▶ EXERCISE GOAL:
Take every line in the entries that includes the word "text" and copy it.

Top of SOURCE MATERIAL

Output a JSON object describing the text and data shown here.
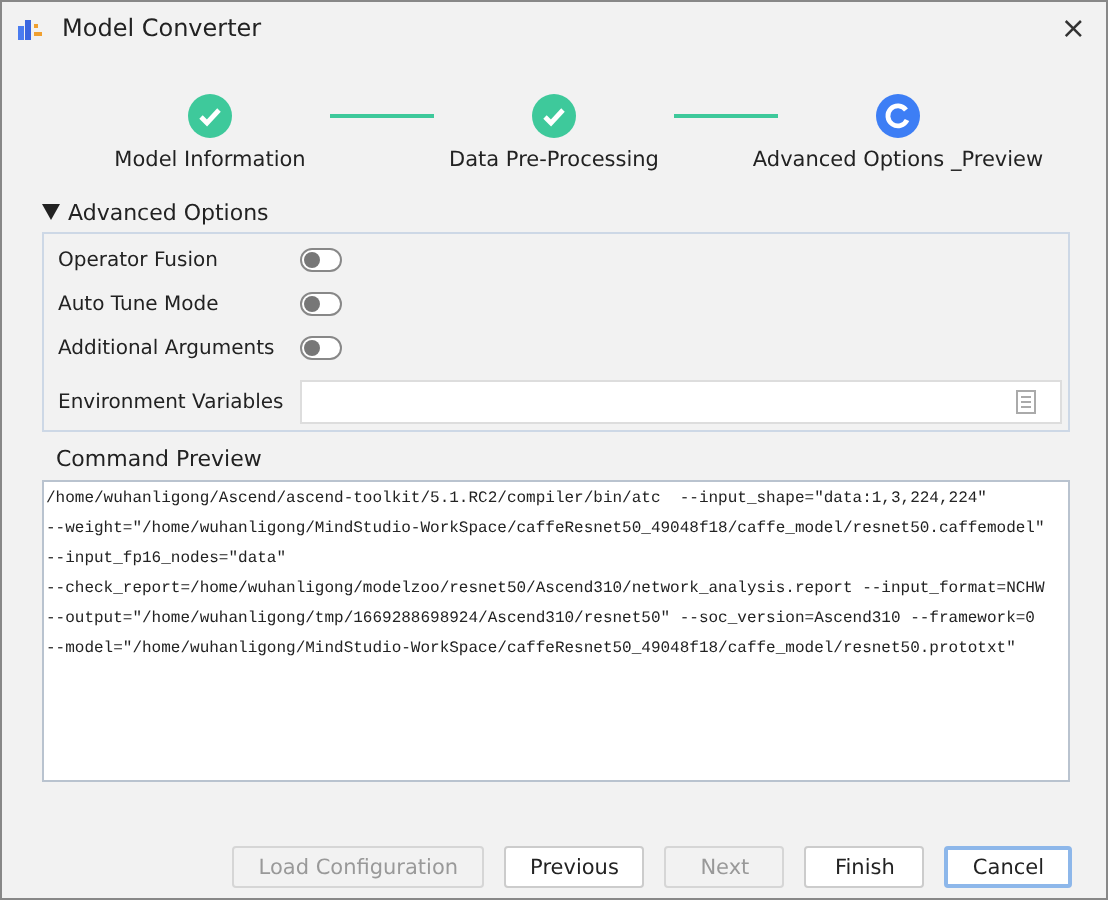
{
  "window": {
    "title": "Model Converter",
    "close": "×"
  },
  "steps": [
    {
      "label": "Model Information",
      "completed": true
    },
    {
      "label": "Data Pre-Processing",
      "completed": true
    },
    {
      "label": "Advanced Options _Preview",
      "completed": false
    }
  ],
  "advanced": {
    "title": "Advanced Options",
    "expanded": true,
    "toggles": [
      {
        "label": "Operator Fusion",
        "on": false
      },
      {
        "label": "Auto Tune Mode",
        "on": false
      },
      {
        "label": "Additional Arguments",
        "on": false
      }
    ],
    "env_field": {
      "label": "Environment Variables"
    }
  },
  "command_preview": {
    "title": "Command Preview",
    "text": "/home/wuhanligong/Ascend/ascend-toolkit/5.1.RC2/compiler/bin/atc  --input_shape=\"data:1,3,224,224\"\n--weight=\"/home/wuhanligong/MindStudio-WorkSpace/caffeResnet50_49048f18/caffe_model/resnet50.caffemodel\"\n--input_fp16_nodes=\"data\"\n--check_report=/home/wuhanligong/modelzoo/resnet50/Ascend310/network_analysis.report --input_format=NCHW\n--output=\"/home/wuhanligong/tmp/1669288698924/Ascend310/resnet50\" --soc_version=Ascend310 --framework=0\n--model=\"/home/wuhanligong/MindStudio-WorkSpace/caffeResnet50_49048f18/caffe_model/resnet50.prototxt\""
  },
  "buttons": [
    {
      "label": "Load Configuration",
      "disabled": true,
      "focused": false
    },
    {
      "label": "Previous",
      "disabled": false,
      "focused": false
    },
    {
      "label": "Next",
      "disabled": true,
      "focused": false
    },
    {
      "label": "Finish",
      "disabled": false,
      "focused": false
    },
    {
      "label": "Cancel",
      "disabled": false,
      "focused": true
    }
  ]
}
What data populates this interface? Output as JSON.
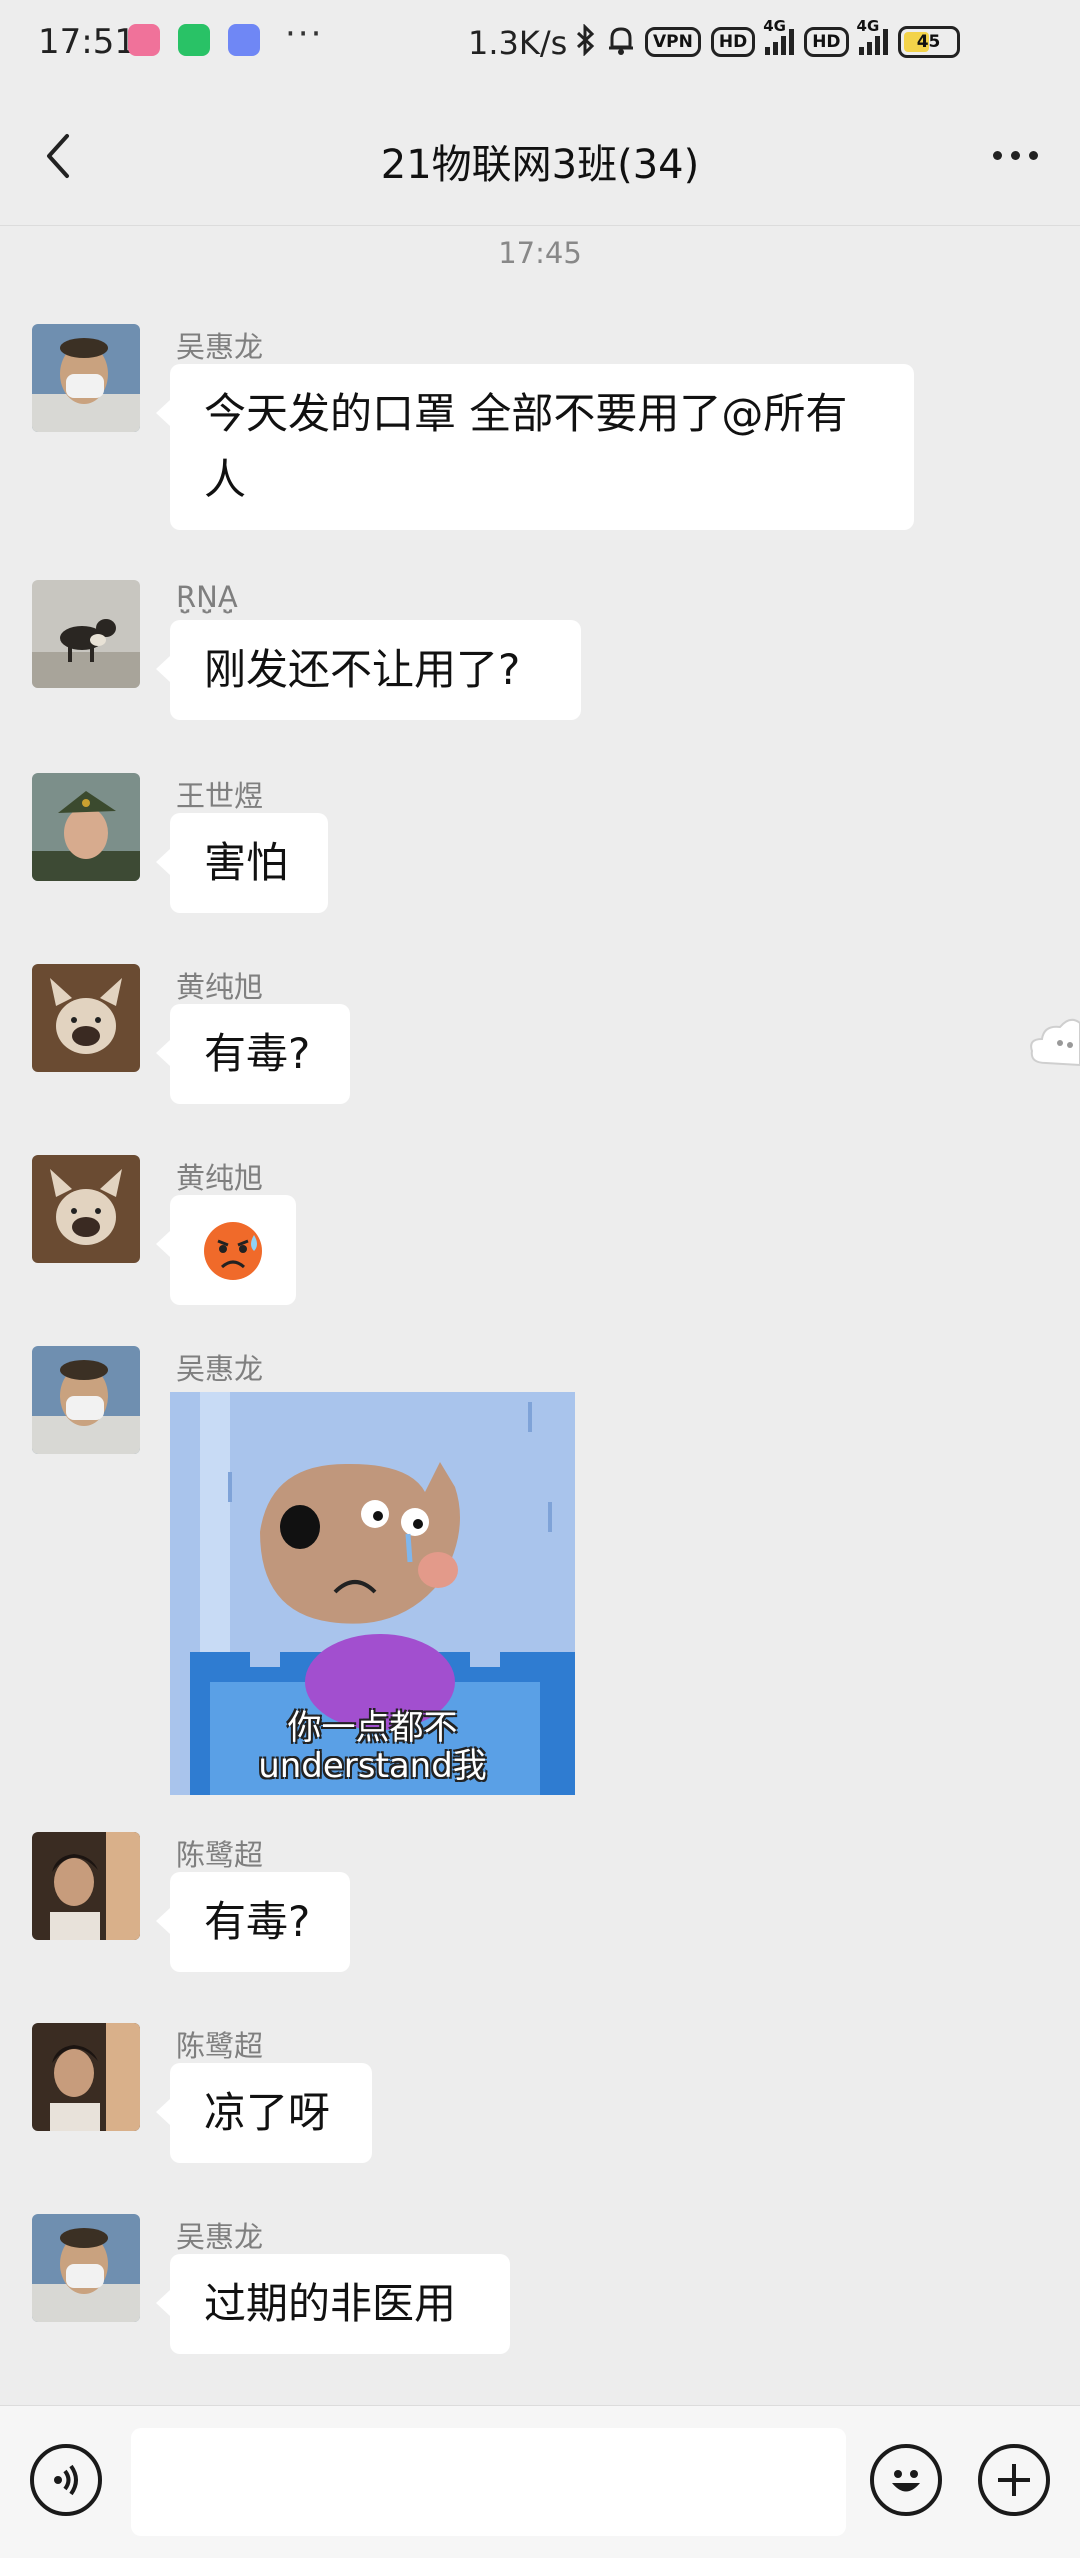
{
  "status_bar": {
    "time": "17:51",
    "net_speed": "1.3K/s",
    "vpn": "VPN",
    "hd1": "HD",
    "hd2": "HD",
    "net1": "4G",
    "net2": "4G",
    "battery": "45",
    "apps": [
      {
        "name": "bilibili-icon",
        "color": "#f0729a"
      },
      {
        "name": "wechat-icon",
        "color": "#29c266"
      },
      {
        "name": "qq-icon",
        "color": "#6f87f5"
      }
    ]
  },
  "header": {
    "title": "21物联网3班(34)"
  },
  "time_separator": "17:45",
  "messages": [
    {
      "sender": "吴惠龙",
      "text": "今天发的口罩 全部不要用了@所有人"
    },
    {
      "sender": "R̤̮N̤̮A̤̮",
      "text": "刚发还不让用了?"
    },
    {
      "sender": "王世煜",
      "text": "害怕"
    },
    {
      "sender": "黄纯旭",
      "text": "有毒?"
    },
    {
      "sender": "黄纯旭",
      "emoji": "cold-sweat-emoji"
    },
    {
      "sender": "吴惠龙",
      "sticker_caption": "你一点都不\nunderstand我"
    },
    {
      "sender": "陈鹭超",
      "text": "有毒?"
    },
    {
      "sender": "陈鹭超",
      "text": "凉了呀"
    },
    {
      "sender": "吴惠龙",
      "text": "过期的非医用"
    }
  ],
  "input_bar": {
    "voice": "voice-icon",
    "emoji": "emoji-icon",
    "plus": "plus-icon"
  }
}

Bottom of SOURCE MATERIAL

▶ TASK OUTPUT:
Output a JSON object describing the text and data shown here.
    "text": "/home/wuhanligong/Ascend/ascend-toolkit/5.1.RC2/compiler/bin/atc  --input_shape=\"data:1,3,224,224\"\n--weight=\"/home/wuhanligong/MindStudio-WorkSpace/caffeResnet50_49048f18/caffe_model/resnet50.caffemodel\"\n--input_fp16_nodes=\"data\"\n--check_report=/home/wuhanligong/modelzoo/resnet50/Ascend310/network_analysis.report --input_format=NCHW\n--output=\"/home/wuhanligong/tmp/1669288698924/Ascend310/resnet50\" --soc_version=Ascend310 --framework=0\n--model=\"/home/wuhanligong/MindStudio-WorkSpace/caffeResnet50_49048f18/caffe_model/resnet50.prototxt\""
      "text": "今天发的口罩 全部不要用了@所有人"
      "text": "刚发还不让用了?"
      "text": "害怕"
      "text": "有毒?"
      "text": "有毒?"
      "text": "凉了呀"
      "text": "过期的非医用"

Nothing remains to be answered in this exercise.